This is a common misperception and an important area for many divisions – especially divisions who do not have a cultural tradition of moving text into HTML, and instead simply upload files – when reviewing their digital content.
Additionally, it’s important to recognize that not all PDFs are “accessible” PDFs. This is a significant topic, and could take an extraordinary amount of time to pore over, but there are valuable resources online to help you understand the ways in which to make PDFs accessible.
8. Streamline your content
The first piece of advice I give to anyone who wants to tackle 508 is simple: start by taking down anything that doesn’t need to be there.

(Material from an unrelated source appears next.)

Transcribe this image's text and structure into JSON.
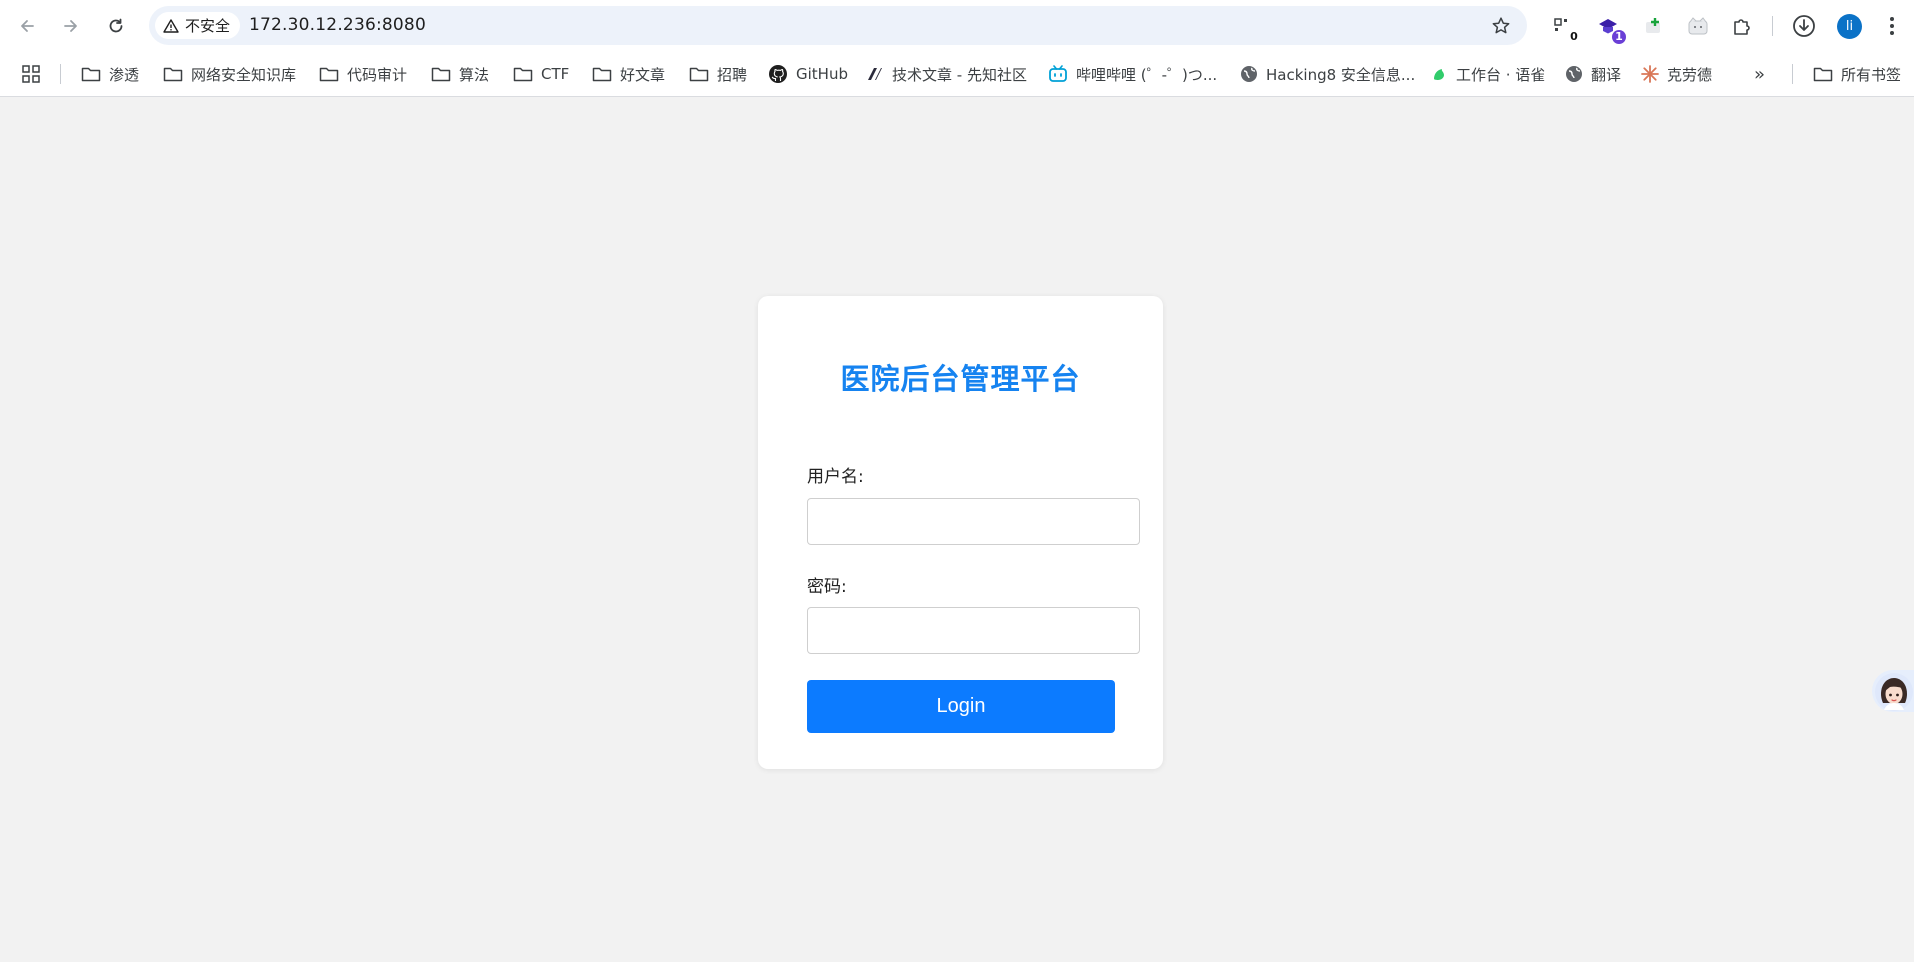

If you don’t have the first clue where to start with a photo gallery designed in Flash, simply take it down. Remove any instance of content that is noncompliant if it doesn’t absolutely have to be there. This reduces the size of the project exponentially. Have a bunch of “fluff” graphics? Take them down. Have links to videos that are rarely used? Take them down. Make life easier for yourself, to start, by removing content that you don’t have an easy solution for. This material can all be archived for later disassembly, analysis, and redevelopment, but to start with, take a sponge to your digital content and wipe away anything you don’t absolutely need to perform the mission of your institution.
9. Start small, think big
Led by your district’s web accessibility/Section 508 compliance “officer,” it’s time for him or her and all the appropriate content managers to get up to speed on the law and these overarching tenets, and start an audit of the content.
Content that can be remedied simply (even if the quantity of work is daunting) can be categorized into one “bin.” For example, adding semantic description alt tags to pictures doesn’t really require a technical expert; it requires a thoughtful person with a good ability to describe.
This might well be a student. Imagine the volunteer, public service, and special projects opportunities for those looking to serve their schools. This could be a set of parents who get limited access to the gallery database, or an intern who can chip away at the project between repair jobs. Simply the project by identifying resources that don’t require technical expertise, and set anyone appropriate to work building those descriptions.
Content that requires redesign or more technical expertise – for example, a superintendent’s video with many graphs explaining the budget, that currently has no subtitles or audio descriptive tracks for silent sections – will need to be assessed on a case-by-case basis.
The first step in understanding and correcting a problem is acknowledging that it exists: Schools have been neglectful of Section 508 for a long time. It’s time for us, as a profession, to take this responsibility seriously.
Get started. Appoint someone a champion to take charge of the situation; remove unnecessary content, and conduct a meaningful audit to understand what can be corrected quickly, and what content will need special attention going forward. Then continually check and monitor your website content to insure it’s fully accessible and 508-compliant for everyone.
After all, it’s more than just the law; it’s the right thing to do.
Other related articles:
- WCAG 2.0 and what it means for school website ADA compliance
- What you Need to Know about ADA compliance and Your School District
- 7 Signs your School Communications Plan is Weak
- Staying on Guard: the top 4 School Regulatory Requirements
- School Web Accessibility Starts with ADA and 508 Compliance